The autumn period following PartyGaming’s float earlier this year was always going to prove challenging for those online gaming companies subsequently wanting to list. A number of recent articles have focused on the ‘transient’ nature of the online gambling boom and its dubious legality in the US. PartyGaming’s interim forecasts obviously did not assist in creating a favourable market view.
Unlike the dotcom boom, gaming companies are real and sophisticated businesses rather than off-the-wall ‘ideas’ intended to exploit the internet. They are businesses that have largely sought self-regulation and their increased corporatisation through listings and deals supported by banks and equity houses is a reflection of their desire not only to prove the legitimacy of their businesses, but their value as well.

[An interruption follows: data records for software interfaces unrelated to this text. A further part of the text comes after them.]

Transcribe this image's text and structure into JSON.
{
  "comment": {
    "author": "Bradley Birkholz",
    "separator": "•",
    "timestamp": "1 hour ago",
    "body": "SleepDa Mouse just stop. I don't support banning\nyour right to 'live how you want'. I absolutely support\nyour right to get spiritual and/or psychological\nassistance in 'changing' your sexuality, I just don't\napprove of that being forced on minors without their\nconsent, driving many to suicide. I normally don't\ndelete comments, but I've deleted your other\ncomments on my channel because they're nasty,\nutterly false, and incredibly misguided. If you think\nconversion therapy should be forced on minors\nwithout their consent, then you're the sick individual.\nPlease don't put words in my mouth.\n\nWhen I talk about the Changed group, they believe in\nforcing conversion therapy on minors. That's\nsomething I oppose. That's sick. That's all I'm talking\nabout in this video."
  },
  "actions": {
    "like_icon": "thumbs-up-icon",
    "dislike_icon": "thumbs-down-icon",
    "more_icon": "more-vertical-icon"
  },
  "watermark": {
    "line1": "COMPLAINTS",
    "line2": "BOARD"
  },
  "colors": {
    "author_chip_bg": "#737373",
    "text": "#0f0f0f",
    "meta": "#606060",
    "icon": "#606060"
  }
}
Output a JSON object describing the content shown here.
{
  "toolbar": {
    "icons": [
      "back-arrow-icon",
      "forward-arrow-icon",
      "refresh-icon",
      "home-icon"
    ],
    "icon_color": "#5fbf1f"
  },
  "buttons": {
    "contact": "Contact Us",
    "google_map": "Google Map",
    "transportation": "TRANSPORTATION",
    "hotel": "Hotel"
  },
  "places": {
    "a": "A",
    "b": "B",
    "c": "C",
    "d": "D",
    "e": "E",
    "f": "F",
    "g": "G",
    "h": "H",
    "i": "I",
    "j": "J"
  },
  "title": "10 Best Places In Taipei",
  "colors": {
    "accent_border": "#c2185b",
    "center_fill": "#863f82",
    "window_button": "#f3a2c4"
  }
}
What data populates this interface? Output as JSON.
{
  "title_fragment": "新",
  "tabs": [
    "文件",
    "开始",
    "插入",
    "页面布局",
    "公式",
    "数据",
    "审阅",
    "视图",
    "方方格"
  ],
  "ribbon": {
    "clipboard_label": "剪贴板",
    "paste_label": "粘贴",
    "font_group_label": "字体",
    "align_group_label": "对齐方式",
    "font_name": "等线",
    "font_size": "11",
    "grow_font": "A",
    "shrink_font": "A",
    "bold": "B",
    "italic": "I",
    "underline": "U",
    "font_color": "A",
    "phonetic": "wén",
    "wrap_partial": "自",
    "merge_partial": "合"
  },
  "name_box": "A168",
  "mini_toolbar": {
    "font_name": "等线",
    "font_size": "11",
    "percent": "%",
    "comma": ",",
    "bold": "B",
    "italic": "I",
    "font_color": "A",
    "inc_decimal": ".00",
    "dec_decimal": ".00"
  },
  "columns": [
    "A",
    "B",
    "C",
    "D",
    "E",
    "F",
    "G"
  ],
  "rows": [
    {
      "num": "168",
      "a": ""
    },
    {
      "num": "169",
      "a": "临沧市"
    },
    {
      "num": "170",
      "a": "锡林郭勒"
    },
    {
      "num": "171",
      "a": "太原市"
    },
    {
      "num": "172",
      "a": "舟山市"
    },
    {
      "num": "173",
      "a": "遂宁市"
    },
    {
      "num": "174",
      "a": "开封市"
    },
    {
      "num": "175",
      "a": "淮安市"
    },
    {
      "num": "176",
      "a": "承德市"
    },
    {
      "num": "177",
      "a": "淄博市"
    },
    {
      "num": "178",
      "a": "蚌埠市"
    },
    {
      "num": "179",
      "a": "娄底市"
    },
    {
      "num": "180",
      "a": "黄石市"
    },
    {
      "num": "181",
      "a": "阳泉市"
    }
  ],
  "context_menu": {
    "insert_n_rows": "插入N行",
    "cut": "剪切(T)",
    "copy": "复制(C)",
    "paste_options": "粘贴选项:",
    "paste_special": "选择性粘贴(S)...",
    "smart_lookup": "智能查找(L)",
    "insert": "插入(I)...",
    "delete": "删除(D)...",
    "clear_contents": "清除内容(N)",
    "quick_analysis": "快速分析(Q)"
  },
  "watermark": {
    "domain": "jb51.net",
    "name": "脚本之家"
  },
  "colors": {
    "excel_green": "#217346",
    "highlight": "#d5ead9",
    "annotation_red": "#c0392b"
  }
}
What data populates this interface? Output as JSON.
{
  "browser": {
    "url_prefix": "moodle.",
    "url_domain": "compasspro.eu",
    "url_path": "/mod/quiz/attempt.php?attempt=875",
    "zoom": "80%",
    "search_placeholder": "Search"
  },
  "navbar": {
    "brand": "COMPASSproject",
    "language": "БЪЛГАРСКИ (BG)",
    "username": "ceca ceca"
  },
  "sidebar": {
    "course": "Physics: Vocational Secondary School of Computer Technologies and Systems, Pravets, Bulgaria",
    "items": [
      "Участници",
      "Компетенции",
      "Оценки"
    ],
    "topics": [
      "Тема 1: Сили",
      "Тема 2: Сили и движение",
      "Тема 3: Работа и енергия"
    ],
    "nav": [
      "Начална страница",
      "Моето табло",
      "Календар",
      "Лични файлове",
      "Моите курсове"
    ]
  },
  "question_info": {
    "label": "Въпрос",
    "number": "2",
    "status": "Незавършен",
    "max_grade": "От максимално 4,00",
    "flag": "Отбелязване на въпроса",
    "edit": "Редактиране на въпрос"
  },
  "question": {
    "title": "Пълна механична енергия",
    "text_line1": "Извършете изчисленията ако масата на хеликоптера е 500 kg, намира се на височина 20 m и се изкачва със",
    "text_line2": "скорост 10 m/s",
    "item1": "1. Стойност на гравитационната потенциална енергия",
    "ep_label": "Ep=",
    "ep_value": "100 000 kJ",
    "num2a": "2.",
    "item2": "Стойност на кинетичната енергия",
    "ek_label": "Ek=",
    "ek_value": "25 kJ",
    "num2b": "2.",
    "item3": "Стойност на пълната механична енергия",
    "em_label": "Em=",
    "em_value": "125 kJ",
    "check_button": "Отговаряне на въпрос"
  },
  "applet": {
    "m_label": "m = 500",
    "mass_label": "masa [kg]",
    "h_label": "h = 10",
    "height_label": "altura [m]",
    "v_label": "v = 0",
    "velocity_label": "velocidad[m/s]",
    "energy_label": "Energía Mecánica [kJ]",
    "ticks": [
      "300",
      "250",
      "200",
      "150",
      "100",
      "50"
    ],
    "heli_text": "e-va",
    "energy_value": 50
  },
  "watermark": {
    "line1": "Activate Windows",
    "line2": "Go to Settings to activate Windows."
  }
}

However, there continues to be a concern about the position in the US. More than 40 per cent of all online gambling originates from US players, who also make up more than 75 per cent of the online poker market. The US Justice Department has made a number of public pronouncements about what it considers to be the illegality of online gambling and there were a number of alleged threats reported in the press to arrest PartyGaming’s owners should they travel to the US. However, this rhetoric is difficult to reconcile with the facts.
First, there have been a number of court decisions which make it clear that existing federal legislation (in particular the Wire Act) does not preclude online gaming, such as casino and poker games, as distinct from sports betting.
Second, there have been a number of efforts made by various senators in the last 10 years to pass legislation to ban all forms of online gambling or the funding of online games, which of course begs the obvious question: if existing legislation makes it illegal, why is new legislation needed?
Third, the existing federal legislation does not make it illegal for the customer to participate, so short of creating prohibition, the US would not be able to create legislation which has an extra territorial effect without the cooperation of the countries in which the operator is located. Not only that, any attempt to create a ban on a popular activity is politically suicidal.
The US view is also in sharp contrast to the attitude taken by the UK, as reflected in its passing of the Gambling Act 2005. The UK is proposing to license online gambling. Its view is that the transaction in terms of the wager takes place where the operator is located, and not the jurisdiction from where the customer communicates with the operator – thus it does not intend to preclude its licensed operators from taking bets from any specific jurisdiction, including that of the US. The UK’s lead in this regard has led to two of the main online licensing gambling entities revisiting their policies relating to licensees taking US bets in recent months (the Isle of Man and Alderney).
Despite this, the US approach remains an important aspect in the valuation and the ‘investability’ of the industry. On 15 September, US senator Jon Kyl made another attempt in the senate to stop online gambling, albeit through the indirect means of banning the payment processing which supports online gambling. His attempts to tag it onto another bill failed, but the fact that he has been attempting to pass similar bills for a decade displays the passion with which many US politicians condemn online gambling.
At the core of all of this, one needs to ask whether online gaming is an activity from which the greater public ought be saved. Are these really ‘sin stocks’? We are aware that the majority of the big industry operators make efforts to ensure play by minors is blocked and that adults have access to problem gambling counselling when needed. The difficulty that jurisdictions such as the US have is that, where domestic gambling is permitted, their views smack of financial rather than moral protectionism.
This was highlighted in the case brought by Antigua and Barbuda against the US, on the basis that the US was breaching its World Trade Organisation (WTO) obligations. The case (on appeal) found against the US and held that the discriminatory nature of some US laws could not be reconciled with the US’s WTO obligations under the General Agreement on Trade in Services, which broadly permits WTO members the freedom to trade with one another. The same issues have arisen in Europe, where countries such as Germany, Italy and the Netherlands have all made attempts to block gambling supplies from other EU states to citizens in each of those jurisdictions. Where each of those countries permit the supply of domestic gambling, objecting to the free movement of goods and services (and hence online gaming supplies) from another jurisdiction becomes difficult.
‘Offshore’ does not equate with ‘lawless’, and once countries such as the UK are granting online gambling licences perhaps a more informed view will prevail. Those companies which 10 years ago thought that online gambling only required a server and indifferent content have long since disappeared. In other words, we have already seen a weeding out of those that cannot survive in stiff, competitive waters, irrespective of external market views.
In short, from what we have seen, the claim of hype is misplaced; those that are dismissive of the gaming stocks have not taken the time to understand the sophistication of the offering. They generate the cash they currently do because of customer experience and satisfaction irrespective of media or analyst sound bites. If the market loses interest the industry may consolidate further, but it will not disappear.
Hilary Stewart-Jones is a partner ar Berwin Leighton Paisner
with many politicians zealously opposed. But does it matter? Hilary Stewart-Jones reports on an industry in the balance